Posted on 28 Sep 2012 by Neilson
Wolters Kluwer Financial Services unveiled its annual top 10 lists of criticisms found on U.S. insurance market conduct exams, which serve as checklists for insurers in helping them minimize compliance risk exposure.
The company’s regulatory experts carefully review and analyze results from the previous year’s state market conduct exams to identify areas with the most criticisms in the property and casualty, and life and health markets. Research shows that fundamental processing areas within insurance companies continue to have challenges that cross claims, licensing and underwriting.
“Managing compliance risk is difficult at best, given all the regulatory requirements governing insurers’ claims, underwriting and distribution processes,” said Kathy Donovan, senior compliance counsel, Insurance, at Wolters Kluwer Financial Services. “However, understanding where the greatest problems exist can assist insurers in prioritizing audits of internal processes.”
The top 10 lists identify areas of concern at both the regulatory and company levels and indicate compliance risk areas that require additional scrutiny and evaluation. Companies may want to check existing controls to help ensure that they are adequate and error-free.
Wolters Kluwer Financial Services’ industry research shows that the top 10 most common market conduct compliance criticisms for property and casualty insurance are:
1. Failure to acknowledge, to pay, or deny claims within specified time frames
2. Using unapproved forms, unfiled rates and/or misapplication of rating factors
3. Failure to cancel policies or non-renew policies in accordance with requirements

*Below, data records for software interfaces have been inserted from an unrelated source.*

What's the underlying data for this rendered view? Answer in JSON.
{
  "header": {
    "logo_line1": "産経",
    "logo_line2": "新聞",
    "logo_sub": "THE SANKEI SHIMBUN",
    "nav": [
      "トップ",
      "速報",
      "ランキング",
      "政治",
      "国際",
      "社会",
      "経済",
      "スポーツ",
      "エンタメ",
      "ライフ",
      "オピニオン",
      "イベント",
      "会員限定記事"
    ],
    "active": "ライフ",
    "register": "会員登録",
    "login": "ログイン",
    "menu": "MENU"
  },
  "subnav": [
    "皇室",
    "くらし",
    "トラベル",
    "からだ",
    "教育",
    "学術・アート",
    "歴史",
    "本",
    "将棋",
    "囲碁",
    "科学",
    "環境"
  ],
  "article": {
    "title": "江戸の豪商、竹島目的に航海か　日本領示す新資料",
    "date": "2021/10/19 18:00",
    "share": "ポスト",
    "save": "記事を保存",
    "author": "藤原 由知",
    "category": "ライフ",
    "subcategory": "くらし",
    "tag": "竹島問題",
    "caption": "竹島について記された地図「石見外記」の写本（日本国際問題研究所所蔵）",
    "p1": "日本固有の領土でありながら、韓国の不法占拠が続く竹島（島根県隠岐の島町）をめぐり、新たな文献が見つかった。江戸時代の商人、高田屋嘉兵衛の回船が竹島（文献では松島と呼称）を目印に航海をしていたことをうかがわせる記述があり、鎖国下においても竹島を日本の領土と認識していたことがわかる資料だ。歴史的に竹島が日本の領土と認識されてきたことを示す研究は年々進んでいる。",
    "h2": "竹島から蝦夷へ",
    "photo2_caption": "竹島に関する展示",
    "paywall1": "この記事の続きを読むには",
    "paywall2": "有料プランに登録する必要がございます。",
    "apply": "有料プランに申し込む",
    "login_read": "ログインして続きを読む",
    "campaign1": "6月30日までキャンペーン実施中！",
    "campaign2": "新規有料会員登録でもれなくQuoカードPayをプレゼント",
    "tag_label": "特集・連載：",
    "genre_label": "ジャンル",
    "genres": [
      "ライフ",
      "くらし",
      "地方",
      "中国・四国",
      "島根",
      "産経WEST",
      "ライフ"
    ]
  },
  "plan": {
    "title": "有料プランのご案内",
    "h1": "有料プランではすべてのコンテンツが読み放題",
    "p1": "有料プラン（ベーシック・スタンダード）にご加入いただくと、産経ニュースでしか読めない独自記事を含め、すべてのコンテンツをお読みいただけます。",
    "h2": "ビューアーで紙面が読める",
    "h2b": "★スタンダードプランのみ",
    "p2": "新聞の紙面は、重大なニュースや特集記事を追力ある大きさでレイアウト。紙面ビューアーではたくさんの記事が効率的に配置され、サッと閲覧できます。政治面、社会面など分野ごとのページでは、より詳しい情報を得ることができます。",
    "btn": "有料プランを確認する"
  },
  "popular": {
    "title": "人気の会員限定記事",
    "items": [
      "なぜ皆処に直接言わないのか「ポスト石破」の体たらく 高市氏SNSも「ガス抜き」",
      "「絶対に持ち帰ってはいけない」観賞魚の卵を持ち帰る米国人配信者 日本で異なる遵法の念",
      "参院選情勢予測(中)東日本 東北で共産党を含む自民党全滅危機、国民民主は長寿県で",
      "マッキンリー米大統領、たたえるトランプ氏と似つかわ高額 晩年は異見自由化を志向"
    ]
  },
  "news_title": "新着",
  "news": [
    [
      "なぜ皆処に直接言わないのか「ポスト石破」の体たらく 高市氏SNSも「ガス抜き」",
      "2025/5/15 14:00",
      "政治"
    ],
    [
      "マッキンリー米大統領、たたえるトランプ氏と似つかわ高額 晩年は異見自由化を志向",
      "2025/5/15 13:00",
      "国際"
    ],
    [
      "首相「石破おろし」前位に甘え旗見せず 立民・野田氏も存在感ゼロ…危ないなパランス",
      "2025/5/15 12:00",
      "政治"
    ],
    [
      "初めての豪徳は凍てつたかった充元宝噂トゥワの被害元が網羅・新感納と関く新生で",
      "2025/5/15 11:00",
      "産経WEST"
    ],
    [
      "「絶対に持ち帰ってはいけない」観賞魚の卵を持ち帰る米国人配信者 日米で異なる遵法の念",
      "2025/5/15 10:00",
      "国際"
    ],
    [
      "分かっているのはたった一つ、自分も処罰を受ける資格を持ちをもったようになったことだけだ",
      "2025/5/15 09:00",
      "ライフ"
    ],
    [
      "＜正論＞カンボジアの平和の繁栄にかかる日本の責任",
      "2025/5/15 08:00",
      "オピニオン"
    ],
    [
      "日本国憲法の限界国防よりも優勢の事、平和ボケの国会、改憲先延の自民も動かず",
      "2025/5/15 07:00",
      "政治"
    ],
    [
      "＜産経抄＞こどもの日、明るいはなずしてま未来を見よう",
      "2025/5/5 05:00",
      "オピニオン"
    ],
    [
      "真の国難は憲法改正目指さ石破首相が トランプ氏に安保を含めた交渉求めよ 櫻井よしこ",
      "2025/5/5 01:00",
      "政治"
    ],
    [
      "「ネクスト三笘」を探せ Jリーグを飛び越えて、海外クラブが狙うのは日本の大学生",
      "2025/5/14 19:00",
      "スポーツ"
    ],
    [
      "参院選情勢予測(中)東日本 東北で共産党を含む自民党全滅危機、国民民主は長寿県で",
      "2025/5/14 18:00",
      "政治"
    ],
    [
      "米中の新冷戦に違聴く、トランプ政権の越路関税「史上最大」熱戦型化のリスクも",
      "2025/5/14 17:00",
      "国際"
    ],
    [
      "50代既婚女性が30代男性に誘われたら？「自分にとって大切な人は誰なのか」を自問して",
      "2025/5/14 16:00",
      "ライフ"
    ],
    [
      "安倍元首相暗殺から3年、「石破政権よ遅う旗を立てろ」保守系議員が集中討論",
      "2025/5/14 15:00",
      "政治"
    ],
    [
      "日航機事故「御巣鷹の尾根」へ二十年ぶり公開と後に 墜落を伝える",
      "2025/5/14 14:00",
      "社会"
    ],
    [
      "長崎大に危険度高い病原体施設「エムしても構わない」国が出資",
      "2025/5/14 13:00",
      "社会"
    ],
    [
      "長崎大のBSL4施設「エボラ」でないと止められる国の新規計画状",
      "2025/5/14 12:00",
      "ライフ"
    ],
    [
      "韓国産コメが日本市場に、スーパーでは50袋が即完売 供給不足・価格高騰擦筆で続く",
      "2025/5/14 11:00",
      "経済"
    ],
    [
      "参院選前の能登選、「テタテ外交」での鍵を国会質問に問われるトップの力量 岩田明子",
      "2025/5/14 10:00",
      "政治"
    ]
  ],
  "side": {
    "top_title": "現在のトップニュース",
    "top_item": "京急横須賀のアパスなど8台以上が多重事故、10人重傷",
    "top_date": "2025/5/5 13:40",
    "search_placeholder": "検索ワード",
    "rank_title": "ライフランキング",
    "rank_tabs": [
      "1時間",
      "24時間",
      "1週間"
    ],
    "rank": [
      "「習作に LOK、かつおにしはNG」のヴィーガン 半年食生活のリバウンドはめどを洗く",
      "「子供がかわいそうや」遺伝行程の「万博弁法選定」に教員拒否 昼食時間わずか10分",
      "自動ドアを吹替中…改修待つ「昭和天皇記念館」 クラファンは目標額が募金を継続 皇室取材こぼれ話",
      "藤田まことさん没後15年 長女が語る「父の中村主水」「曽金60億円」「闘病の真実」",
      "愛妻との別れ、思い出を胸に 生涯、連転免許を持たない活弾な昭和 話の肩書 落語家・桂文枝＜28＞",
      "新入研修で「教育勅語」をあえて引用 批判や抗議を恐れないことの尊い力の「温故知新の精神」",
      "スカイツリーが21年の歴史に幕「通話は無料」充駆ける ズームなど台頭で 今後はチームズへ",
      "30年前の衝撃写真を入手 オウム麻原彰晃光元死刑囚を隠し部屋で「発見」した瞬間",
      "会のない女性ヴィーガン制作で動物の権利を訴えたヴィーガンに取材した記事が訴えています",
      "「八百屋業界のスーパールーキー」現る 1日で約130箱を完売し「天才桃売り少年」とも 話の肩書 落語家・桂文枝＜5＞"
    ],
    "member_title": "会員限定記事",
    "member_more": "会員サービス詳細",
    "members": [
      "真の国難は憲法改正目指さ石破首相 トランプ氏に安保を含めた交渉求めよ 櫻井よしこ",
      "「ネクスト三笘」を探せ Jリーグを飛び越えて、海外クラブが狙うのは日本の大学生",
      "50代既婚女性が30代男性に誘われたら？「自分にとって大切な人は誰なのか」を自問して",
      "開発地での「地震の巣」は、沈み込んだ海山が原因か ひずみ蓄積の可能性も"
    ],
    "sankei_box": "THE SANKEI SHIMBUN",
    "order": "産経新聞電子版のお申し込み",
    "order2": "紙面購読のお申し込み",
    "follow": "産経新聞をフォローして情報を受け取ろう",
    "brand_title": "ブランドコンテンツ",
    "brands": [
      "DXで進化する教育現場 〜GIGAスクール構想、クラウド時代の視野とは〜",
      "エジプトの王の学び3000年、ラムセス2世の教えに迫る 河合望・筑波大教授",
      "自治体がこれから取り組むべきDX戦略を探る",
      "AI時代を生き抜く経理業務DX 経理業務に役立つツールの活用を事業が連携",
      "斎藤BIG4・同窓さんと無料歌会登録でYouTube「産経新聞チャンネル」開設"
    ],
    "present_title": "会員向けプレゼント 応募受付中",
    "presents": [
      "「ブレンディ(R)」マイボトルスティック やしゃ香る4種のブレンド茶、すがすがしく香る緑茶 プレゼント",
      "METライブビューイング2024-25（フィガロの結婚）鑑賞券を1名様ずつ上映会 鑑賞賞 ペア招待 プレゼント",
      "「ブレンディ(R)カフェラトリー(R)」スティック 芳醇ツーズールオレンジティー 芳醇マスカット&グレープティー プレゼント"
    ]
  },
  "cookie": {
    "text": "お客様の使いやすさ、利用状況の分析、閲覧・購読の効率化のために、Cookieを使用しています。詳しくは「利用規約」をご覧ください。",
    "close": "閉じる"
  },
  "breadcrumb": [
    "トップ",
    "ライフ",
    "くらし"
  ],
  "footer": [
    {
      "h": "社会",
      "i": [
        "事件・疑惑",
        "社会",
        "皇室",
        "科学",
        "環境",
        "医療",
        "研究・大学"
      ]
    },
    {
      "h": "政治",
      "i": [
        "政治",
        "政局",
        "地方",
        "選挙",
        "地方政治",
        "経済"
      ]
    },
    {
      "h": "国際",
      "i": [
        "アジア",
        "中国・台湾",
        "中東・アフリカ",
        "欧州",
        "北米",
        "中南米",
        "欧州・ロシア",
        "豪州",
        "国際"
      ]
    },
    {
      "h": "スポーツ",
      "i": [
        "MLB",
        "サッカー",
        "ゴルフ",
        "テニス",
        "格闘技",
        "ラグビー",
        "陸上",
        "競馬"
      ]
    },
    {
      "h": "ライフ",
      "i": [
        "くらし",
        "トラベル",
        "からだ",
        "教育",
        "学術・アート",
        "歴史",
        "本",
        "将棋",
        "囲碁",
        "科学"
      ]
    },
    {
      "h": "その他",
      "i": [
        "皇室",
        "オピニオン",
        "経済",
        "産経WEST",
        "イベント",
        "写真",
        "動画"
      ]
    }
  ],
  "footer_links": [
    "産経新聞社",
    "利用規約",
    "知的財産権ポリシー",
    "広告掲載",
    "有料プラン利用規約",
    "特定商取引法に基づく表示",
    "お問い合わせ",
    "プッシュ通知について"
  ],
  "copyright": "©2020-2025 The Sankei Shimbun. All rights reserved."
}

4. Failure to provide required compliant disclosures in underwriting processes
5. Failure to process total loss claims properly
6. Failure to provide required compliant disclosures in claims processing
7. Improper documentation of underwriting files
8. Failure to adhere to producer appointment, termination and/or licensing requirements and adjuster licensing requirements
9. Failure to pay correct amount under policy
10. Improper documentation of claim files
The top 10 most common criticisms for life and health insurance are:
1. Failure to pay claims properly in accordance with policy provisions
2. Failure to use compliant policy forms and/or compliant plans
3. Failure to properly acknowledge, pay, investigate, or deny claims within specified time frames
4. Improper documentation of underwriting files
5. Failure to use licensed and appointed producers and to provide proper notification of producer appointments or terminations, including maintenance of producer registers
6. Failure to provide required disclosures including coverage issues, fraud warnings, and free-look periods
7. Failure to adhere to required claims appeal processes
8. Using unapproved/unfiled rates or forms and rating errors
9. Improper documentation of claim files
10. Failure to adhere to replacement requirements
For more information about how Wolters Kluwer Financial Services can help with insurance regulatory compliance and risk management, visit https://insurance.wolterskluwerfs.com.
About Wolters Kluwer Financial Services
Whether complying with regulatory requirements, addressing a single key risk, or working toward a holistic risk management strategy, more than 15,000 customers worldwide count on Wolters Kluwer Financial Services for a comprehensive and dynamic view of risk management and compliance. Wolters Kluwer Financial Services provides audit, risk and compliance solutions that help financial organizations improve efficiency and effectiveness across their enterprise. With more than 30 offices in 20 countries, the company’s prominent brands include: FRSGlobal, FinArch,ARC Logics for Financial Services, Bankers Systems, VMP® Mortgage Solutions, AppOne®, GainsKeeper®, Capital Changes, NILS, AuthenticWeb™ and Uniform Forms™. Wolters Kluwer Financial Services is part of Wolters Kluwer, a leading global information services and solutions provider with annual revenues of (2011) €3.4 billion ($4.7 billion) and approximately 19,000 employees worldwide.